**WHAT IS REQUIRED:**
Show only those lines of the entries where the string "this" is found.

Records excerpted from a collection
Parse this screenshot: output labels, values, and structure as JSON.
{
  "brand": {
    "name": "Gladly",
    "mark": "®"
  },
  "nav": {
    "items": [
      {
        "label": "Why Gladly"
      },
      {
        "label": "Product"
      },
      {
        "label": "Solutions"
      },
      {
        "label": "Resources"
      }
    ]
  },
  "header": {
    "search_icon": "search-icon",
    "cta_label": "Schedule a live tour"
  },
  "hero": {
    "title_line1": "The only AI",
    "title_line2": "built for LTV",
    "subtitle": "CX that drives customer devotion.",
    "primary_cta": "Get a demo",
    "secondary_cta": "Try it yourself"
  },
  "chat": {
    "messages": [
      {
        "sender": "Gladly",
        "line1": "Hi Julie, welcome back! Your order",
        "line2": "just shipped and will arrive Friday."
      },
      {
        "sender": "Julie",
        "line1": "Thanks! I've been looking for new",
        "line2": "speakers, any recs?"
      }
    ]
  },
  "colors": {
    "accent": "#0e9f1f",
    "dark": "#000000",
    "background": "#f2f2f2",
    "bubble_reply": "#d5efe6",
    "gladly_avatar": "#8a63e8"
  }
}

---

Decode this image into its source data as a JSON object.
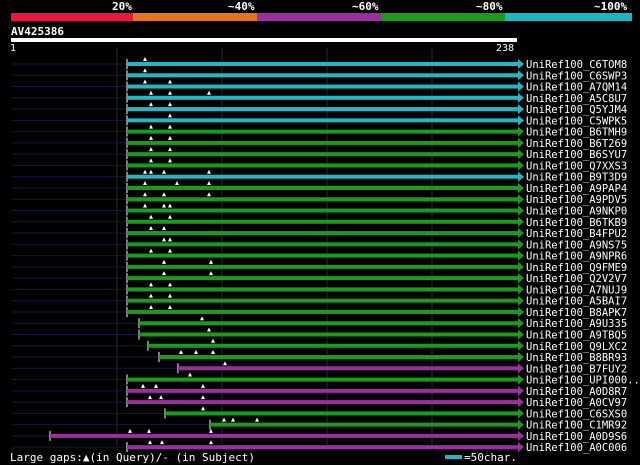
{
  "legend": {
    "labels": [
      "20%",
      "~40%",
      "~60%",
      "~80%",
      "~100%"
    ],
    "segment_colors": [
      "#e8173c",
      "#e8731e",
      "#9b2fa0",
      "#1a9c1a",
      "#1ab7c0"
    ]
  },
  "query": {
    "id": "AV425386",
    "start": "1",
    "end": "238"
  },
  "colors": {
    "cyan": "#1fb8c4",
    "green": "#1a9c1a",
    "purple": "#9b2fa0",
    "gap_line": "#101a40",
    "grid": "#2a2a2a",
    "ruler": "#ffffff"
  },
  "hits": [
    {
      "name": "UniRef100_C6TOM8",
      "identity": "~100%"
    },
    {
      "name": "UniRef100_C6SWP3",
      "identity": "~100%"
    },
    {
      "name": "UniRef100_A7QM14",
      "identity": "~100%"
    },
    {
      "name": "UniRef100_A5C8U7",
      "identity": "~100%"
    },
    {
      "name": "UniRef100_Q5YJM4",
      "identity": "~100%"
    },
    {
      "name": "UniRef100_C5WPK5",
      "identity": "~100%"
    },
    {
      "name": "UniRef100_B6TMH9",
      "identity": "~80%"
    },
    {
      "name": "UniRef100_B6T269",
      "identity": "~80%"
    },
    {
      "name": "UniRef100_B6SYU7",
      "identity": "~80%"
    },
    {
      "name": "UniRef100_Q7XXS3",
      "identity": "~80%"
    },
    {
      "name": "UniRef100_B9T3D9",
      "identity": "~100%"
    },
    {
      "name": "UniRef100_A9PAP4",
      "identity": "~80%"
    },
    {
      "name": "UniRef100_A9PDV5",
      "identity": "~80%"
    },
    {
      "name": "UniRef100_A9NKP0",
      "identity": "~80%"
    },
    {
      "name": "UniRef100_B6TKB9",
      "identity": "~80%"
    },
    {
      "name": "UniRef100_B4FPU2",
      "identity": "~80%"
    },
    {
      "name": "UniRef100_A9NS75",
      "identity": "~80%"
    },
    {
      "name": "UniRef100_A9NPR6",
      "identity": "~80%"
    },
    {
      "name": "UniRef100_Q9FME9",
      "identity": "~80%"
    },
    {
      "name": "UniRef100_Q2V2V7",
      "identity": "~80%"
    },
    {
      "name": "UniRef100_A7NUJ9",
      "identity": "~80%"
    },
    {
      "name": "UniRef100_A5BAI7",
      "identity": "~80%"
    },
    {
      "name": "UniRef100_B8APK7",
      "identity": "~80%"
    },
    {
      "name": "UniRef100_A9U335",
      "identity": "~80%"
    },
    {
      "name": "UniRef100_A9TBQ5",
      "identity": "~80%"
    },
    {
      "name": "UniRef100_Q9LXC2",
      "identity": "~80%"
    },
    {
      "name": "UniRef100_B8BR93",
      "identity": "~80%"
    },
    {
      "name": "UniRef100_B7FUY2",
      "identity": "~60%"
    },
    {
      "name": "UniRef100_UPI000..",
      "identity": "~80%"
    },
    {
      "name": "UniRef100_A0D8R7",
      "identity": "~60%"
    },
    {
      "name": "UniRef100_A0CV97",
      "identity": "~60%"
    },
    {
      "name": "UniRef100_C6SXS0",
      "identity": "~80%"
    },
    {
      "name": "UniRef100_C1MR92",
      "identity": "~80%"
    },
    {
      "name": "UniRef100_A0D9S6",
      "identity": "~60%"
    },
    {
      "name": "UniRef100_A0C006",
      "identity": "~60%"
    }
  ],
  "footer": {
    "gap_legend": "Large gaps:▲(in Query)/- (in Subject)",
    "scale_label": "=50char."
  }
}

**REPLY:**
Parse this screenshot: output labels, values, and structure as JSON.
Decode this image into its source data as a JSON object.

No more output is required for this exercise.